Anonymous said...

Thanks but no thanks. I prefer to obsess about my story which they will reject a bajillion times anyway whether my formatting is perfect or not.

Brenda Bradshaw said...

I have widows and orphans off. I set to exactly 25 lines per page. I type in New Courier 12 pt, which apparently is unreadable. (sniff) I only put one space at the end of a sentence.

I'm keeping my method, and I'll worry about things like my stories, GMC and character arcs, and finishing the damn novels.

The Widow Ditto said...

I truly hope this was a "toss the bait and see who bites."

Heidi the Hick said...

Is this only a microsoft/ window/ word/ word perfect thing?

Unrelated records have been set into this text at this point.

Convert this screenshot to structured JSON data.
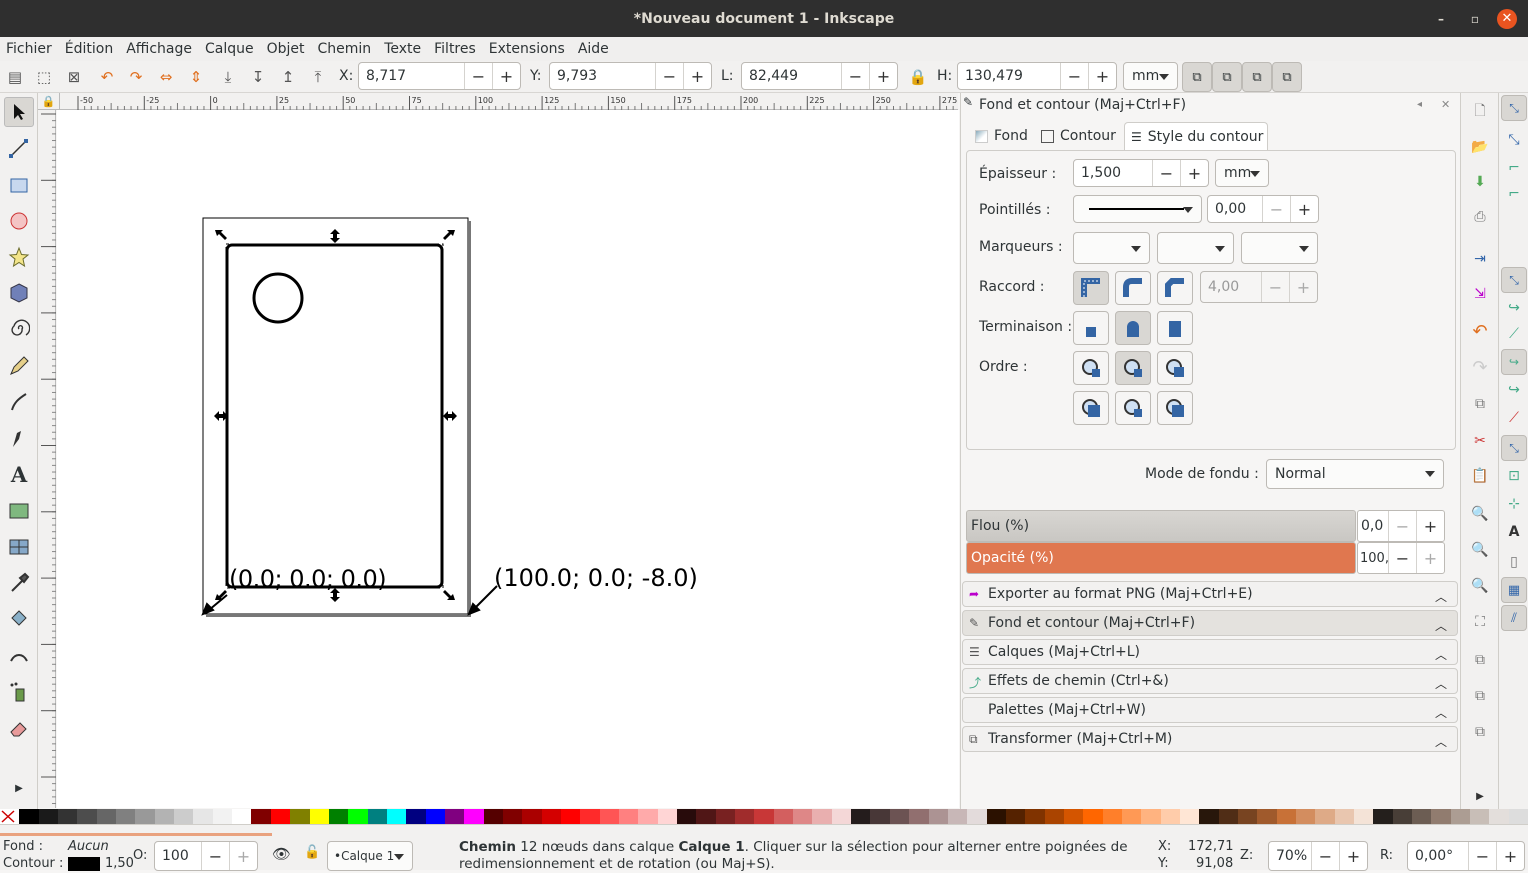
{
  "window": {
    "title": "*Nouveau document 1 - Inkscape",
    "minimize": "–",
    "maximize": "▫",
    "close": "✕"
  },
  "menu": [
    "Fichier",
    "Édition",
    "Affichage",
    "Calque",
    "Objet",
    "Chemin",
    "Texte",
    "Filtres",
    "Extensions",
    "Aide"
  ],
  "toolbar": {
    "x_label": "X:",
    "x_value": "8,717",
    "y_label": "Y:",
    "y_value": "9,793",
    "w_label": "L:",
    "w_value": "82,449",
    "h_label": "H:",
    "h_value": "130,479",
    "unit": "mm",
    "minus": "−",
    "plus": "+"
  },
  "ruler": {
    "top_ticks": [
      "-50",
      "-25",
      "0",
      "25",
      "50",
      "75",
      "100",
      "125",
      "150",
      "175",
      "200",
      "225",
      "250",
      "275"
    ]
  },
  "canvas": {
    "label_left": "(0.0; 0.0; 0.0)",
    "label_right": "(100.0; 0.0; -8.0)"
  },
  "fill_stroke": {
    "title": "Fond et contour (Maj+Ctrl+F)",
    "tabs": [
      "Fond",
      "Contour",
      "Style du contour"
    ],
    "active_tab": "Style du contour",
    "width_label": "Épaisseur :",
    "width_value": "1,500",
    "width_unit": "mm",
    "dash_label": "Pointillés :",
    "dash_offset": "0,00",
    "markers_label": "Marqueurs :",
    "join_label": "Raccord :",
    "miter_value": "4,00",
    "cap_label": "Terminaison :",
    "order_label": "Ordre :",
    "blend_label": "Mode de fondu :",
    "blend_value": "Normal",
    "blur_label": "Flou (%)",
    "blur_value": "0,0",
    "opacity_label": "Opacité (%)",
    "opacity_value": "100,0",
    "opacity_color": "#e0774f"
  },
  "docks": [
    {
      "label": "Exporter au format PNG (Maj+Ctrl+E)",
      "icon": "export-icon"
    },
    {
      "label": "Fond et contour (Maj+Ctrl+F)",
      "icon": "fill-stroke-icon"
    },
    {
      "label": "Calques (Maj+Ctrl+L)",
      "icon": "layers-icon"
    },
    {
      "label": "Effets de chemin (Ctrl+&)",
      "icon": "path-effects-icon"
    },
    {
      "label": "Palettes (Maj+Ctrl+W)",
      "icon": ""
    },
    {
      "label": "Transformer (Maj+Ctrl+M)",
      "icon": "transform-icon"
    }
  ],
  "status": {
    "fill_label": "Fond :",
    "fill_value": "Aucun",
    "stroke_label": "Contour :",
    "stroke_width": "1,50",
    "opacity_label": "O:",
    "opacity_value": "100",
    "layer": "•Calque 1",
    "message_bold1": "Chemin",
    "message_part1": " 12 nœuds dans calque ",
    "message_bold2": "Calque 1",
    "message_part2": ". Cliquer sur la sélection pour alterner entre poignées de redimensionnement et de rotation (ou Maj+S).",
    "x_label": "X:",
    "x_value": "172,71",
    "y_label": "Y:",
    "y_value": "91,08",
    "zoom_label": "Z:",
    "zoom_value": "70%",
    "rotate_label": "R:",
    "rotate_value": "0,00°"
  },
  "colors": {
    "accent": "#e95420",
    "selection": "#000000"
  }
}
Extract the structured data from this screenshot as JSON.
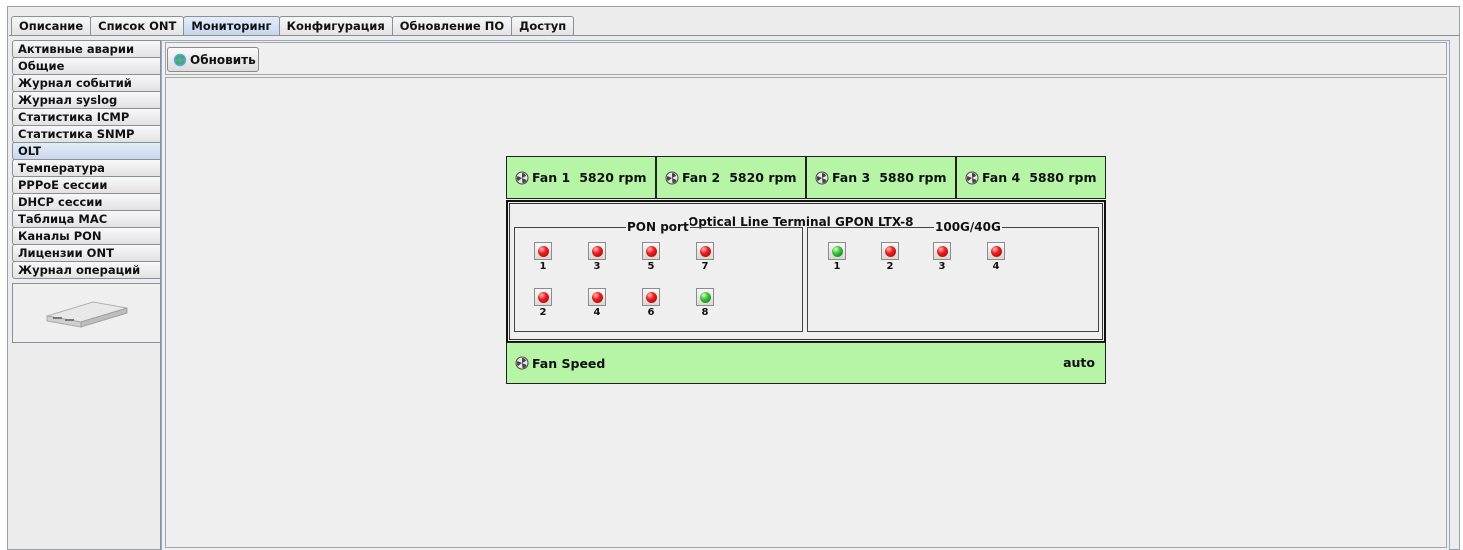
{
  "top_tabs": [
    {
      "label": "Описание",
      "active": false
    },
    {
      "label": "Список ONT",
      "active": false
    },
    {
      "label": "Мониторинг",
      "active": true
    },
    {
      "label": "Конфигурация",
      "active": false
    },
    {
      "label": "Обновление ПО",
      "active": false
    },
    {
      "label": "Доступ",
      "active": false
    }
  ],
  "side_tabs": [
    {
      "label": "Активные аварии",
      "active": false
    },
    {
      "label": "Общие",
      "active": false
    },
    {
      "label": "Журнал событий",
      "active": false
    },
    {
      "label": "Журнал syslog",
      "active": false
    },
    {
      "label": "Статистика ICMP",
      "active": false
    },
    {
      "label": "Статистика SNMP",
      "active": false
    },
    {
      "label": "OLT",
      "active": true
    },
    {
      "label": "Температура",
      "active": false
    },
    {
      "label": "PPPoE сессии",
      "active": false
    },
    {
      "label": "DHCP сессии",
      "active": false
    },
    {
      "label": "Таблица MAC",
      "active": false
    },
    {
      "label": "Каналы PON",
      "active": false
    },
    {
      "label": "Лицензии ONT",
      "active": false
    },
    {
      "label": "Журнал операций",
      "active": false
    }
  ],
  "toolbar": {
    "refresh_label": "Обновить",
    "refresh_icon": "refresh-icon"
  },
  "fans": [
    {
      "label": "Fan 1",
      "rpm": "5820 rpm"
    },
    {
      "label": "Fan 2",
      "rpm": "5820 rpm"
    },
    {
      "label": "Fan 3",
      "rpm": "5880 rpm"
    },
    {
      "label": "Fan 4",
      "rpm": "5880 rpm"
    }
  ],
  "olt": {
    "title": "Optical Line Terminal GPON LTX-8",
    "pon_group": {
      "label": "PON port",
      "ports": [
        {
          "num": "1",
          "status": "red"
        },
        {
          "num": "3",
          "status": "red"
        },
        {
          "num": "5",
          "status": "red"
        },
        {
          "num": "7",
          "status": "red"
        },
        {
          "num": "2",
          "status": "red"
        },
        {
          "num": "4",
          "status": "red"
        },
        {
          "num": "6",
          "status": "red"
        },
        {
          "num": "8",
          "status": "green"
        }
      ]
    },
    "uplink_group": {
      "label": "100G/40G",
      "ports": [
        {
          "num": "1",
          "status": "green"
        },
        {
          "num": "2",
          "status": "red"
        },
        {
          "num": "3",
          "status": "red"
        },
        {
          "num": "4",
          "status": "red"
        }
      ]
    }
  },
  "fan_speed": {
    "label": "Fan Speed",
    "value": "auto"
  },
  "colors": {
    "panel_green": "#b5f5a5",
    "led_red": "#ee2020",
    "led_green": "#3cc43c",
    "active_tab": "#c8d7ee"
  }
}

I've been on Mac for a year and a half, and it's been a period of non-computer-hatred for the first time in my life, and seriously, I refuse to go back to anything even remotely related to Word.

So um, if I just work away on Pages will I still encounter this?

LadyBronco said...

I'm thinking that any agent/editor who demands turning off the 'widows and orphans' is just looking for folks who can follow directions, and could really care less about the number of lines per page.

Just a thought.

Zany Mom said...

What I want to know is: Why when typing my manuscript on one font, double spaced, do I find that after I cut and paste, certain sections of the MS are suddenly in 9-pt font and single spaced??

Drives me batty. Then, dog forbid, you fix it, but then copy and paste to a new page. Bingo! It all comes back, tiny font and all.

ACK!!

Ryan Field said...

And, I'm thinking any agent/editor who demands (or even mentions) taking off widows/orphans can expect me to laugh in his or her face.

Robin L. said...

Zany Mom - are you cutting and pasting within the same doc or from other docs? If you are involving other docs, you are bringing the formatting from those docs with you. If it's in the same doc, my guess is this: You had it single spaced at some point, and in a different font, maybe even before you started typing. So, at blank places in the story, maybe at the end and beginning, it's still in that format, even though there are no words there. So, when you paste into it or cut from it, it messes with your formatting.

You might be able to fix it by doing cntl-a, cntl-c and then changing the formating once and for all.

Hope that helps!

Terry said...

Zany Mom -
After you paste, there's a little box that shows up at the end of the section. Click it and choose the "Match Source Formatting" button.

Grendel's Dam said...

I am grateful to my fellow Snarklings for all this info on "Widows and Orphans." I've always hated those huge white spaces that appear as text leaps forward to the next page. Until now, I never knew how to eliminate them. I have just followed the instructions posted by Virginia Miss, and not only do I have nicely balanced pages, but I've shortened my opus by a number of pages. I'm sure the trees will be grateful, too.

Aarin said...

As always:

If you’re good enough, precise format doesn’t matter.

If you’re not good enough, precise format won’t help.

Fuck it. Work on the writing.

Kanani said...

This is stuff I normally don't like to EVER think about. However, thanks for all the good information. I do find WORD a real pain as opposed to other word processing programs I've worked with. Too bad it's the standard.
Ugh.

Al Sensu said...

I';m going to contribute to the Widows & Orphans Fund to help you writers out.